Kumar could not be reached for comment Saturday or earlier this week after Ohio investigators announced he owes nearly $242,000 worth of unpaid wages. Despite this, Spirtas said he hasn’t given up hope on the venture.

“I believe he is an expert in the field and an has an expertise for this business,” he said of Kumar. “The only thing that seems off is his plan and his financial backing. … They hit some speedbumps, but with financial support they can be successful.”

Additionally, Spirtas said there are some positives that have come from the experience.

“VV Steel came and reached out to local labor, and local labor responded and showed up in droves,” he said. “The Ohio Valley has a qualified and capable labor force, and that is attractive to potential tenants.”

Even with VV Steel ceasing operations at the site, Spirtas said there is plenty of activity as he and other company officials continue to search for tenants. He said there are at least five companies operating inside and outside the former plant, with more on the way. He said the goal is to find manufacturing companies who “feed off” the natural gas industry, by taking that product and creating something completely different.

“We want manufacturing-based companies that create high-paying jobs for decades,” he said.

Spirtas said he has the support of JobsOhio, the state’s private economic development agency, as well as various economic groups, to find a way to employ as many local workers as possible at the site. He said when that day comes, he is certain the workers will be ready.
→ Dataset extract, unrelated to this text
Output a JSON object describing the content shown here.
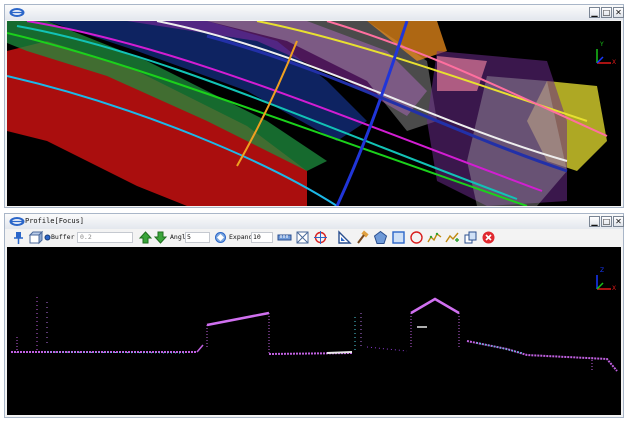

“This area has a great labor force … the infrastructure and the natural resources,” he said. “(VV Steel’s) failure could lead to success.”